Another environmental, and budgetary, effort I make is to bring my own shopping bags when I go shopping rather than pay 5 cents a bag in the store if I need one! You see, where I live stores sell shopping bags to unprepared or forgetful shoppers!
With an eye to preserving the environment and personal budgeting – never mind the merchants’ bottom line – the hope is that more people will use multi-use bags when they shop.
Contemplating all of this, I came up with a simple idea: why not make a reusable bag using orphan quilt blocks? We all have extra blocks sitting in a box somewhere that we’ve made or that were given to us via exchanges or swaps. It’s time to put those languishing “orphan” blocks to good use!
To start your orphan block shopping bag project, you’ll need to decide how tall and how wide you want your completed bag to be. Personally, I like this style of bag to measure approximately 17” x 17” finished. My orphan blocks are 14½ʺ X 14½ʺ unfinished. To get to the desired bag size I need to add a 3½ʺ strip on all four sides of the block.

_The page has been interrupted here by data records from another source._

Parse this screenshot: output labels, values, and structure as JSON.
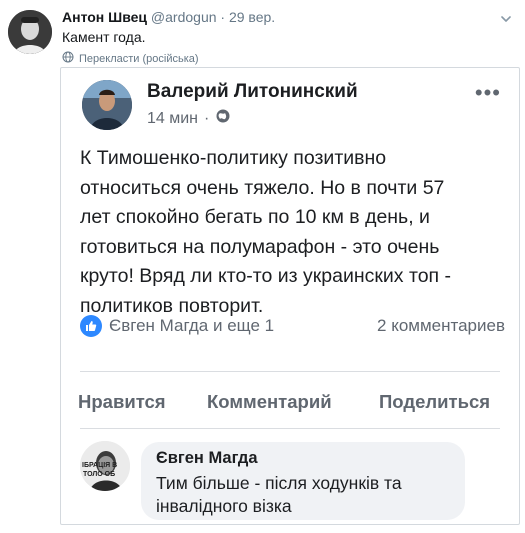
{
  "tweet": {
    "author_name": "Антон Швец",
    "handle": "@ardogun",
    "separator": " · ",
    "date": "29 вер.",
    "text": "Камент года.",
    "translate_label": "Перекласти (російська)"
  },
  "fb_post": {
    "author": "Валерий Литонинский",
    "time": "14 мин",
    "separator": "·",
    "more": "•••",
    "body_lines": [
      "К Тимошенко-политику позитивно",
      "относиться очень тяжело. Но в почти 57",
      "лет спокойно бегать по 10 км в день, и",
      "готовиться на полумарафон - это очень",
      "круто! Вряд ли кто-то из украинских топ -",
      "политиков повторит."
    ],
    "reactions_names": "Євген Магда и еще 1",
    "comments_count": "2 комментариев",
    "actions": {
      "like": "Нравится",
      "comment": "Комментарий",
      "share": "Поделиться"
    }
  },
  "comment": {
    "author": "Євген Магда",
    "text_lines": [
      "Тим більше - після ходунків та",
      "інвалідного візка"
    ],
    "avatar_caption": [
      "ІБРАЦІЯ В",
      "ТОЛО ОБ"
    ]
  },
  "colors": {
    "twitter_text": "#14171a",
    "twitter_gray": "#657786",
    "fb_text": "#1c1e21",
    "fb_gray": "#606770",
    "like_blue": "#2d88ff",
    "bubble_bg": "#f0f2f5"
  },
  "icons": {
    "tweet_menu": "chevron-down-icon",
    "translate": "globe-icon",
    "audience": "globe-icon",
    "like_reaction": "thumbs-up-icon"
  }
}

I like to add batting to the wrong side of the block to give the bag a bit more stiffness. To reduce the bulk of the fabric/batting layers at the seams, cut the batting ½ʺ smaller (on both sides) than the size of the front and back panels. In this case, your batting should measure: 17” X 17”. Center the batting on the block.
By the way, this is also a good project for using leftover pieces of batting you may have lying around!
I like to line the inside of the bags to protect the seams of the blocks. The inside lining of the bag can be made with any fabric(s) you want. You may want the lining to match the outside or simply use fabrics that you no longer need. I used muslin for the lining. I cut the lining larger, I add between a ½ʺ to 1ʺ from all edges and an 1″ larger than the finished block size. Once the quilting step is finished I trim off the excess lining fabric.
To add to the stability of the bag I lightly quilt each block. You’ll need to baste your lining, batting and block. I like to spray baste but feel free to use the basting method you prefer to hold the pieces together.
When the quilting is done, I sew the two quilted blocks right sides together using a straight stitch and a zigzag stitch. Sew only three sides of the block. At this point, if you’re so inclined, you could also bind the seam.
After sewing both blocks together turn the bag inside out. We’re in the home stretch! The last two steps to complete the bag are: add the handles and sew a binding around the opening of the bag.
To make both the handles and the bag opening binding, I cut two 4” strips from the width of fabric. I fold these strips in half, press, then fold each side again by half and press again.
For the straps, I cut one of the strips half to get two smaller strips each approximately 20” long.
Then for the bag opening I measure the entire length of the bag opening and add ½ʺ.
TIP A flexible tape measure will be useful for this step.
To place the handles, find the center of the bag and mark 2½ʺ to each side of the center line. Repeat this step on the other side of the bag.
Before pinning the handles in place, sew the strip folds together.
Place handle’s sewn edge on the outside of the marking and pin approximately 1¼” from the edge. Repeat this step on the other side.
Now that your handles are pinned in place, pin the binding all around the bag’s opening.
Sew the binding in place. I usually sew about ¼ʺ from the bottom and top edge of the binding, when you get to the handle fold the handle upwards and sew over the handle as in the photo below.
You now have a completed shopping bag! Take it with you then next time you go fabric shopping; you will be surprised by how much fabric you can put in the bag! The folks at the quilt shop will be impressed at how you were able to breathe new life into an orphan block.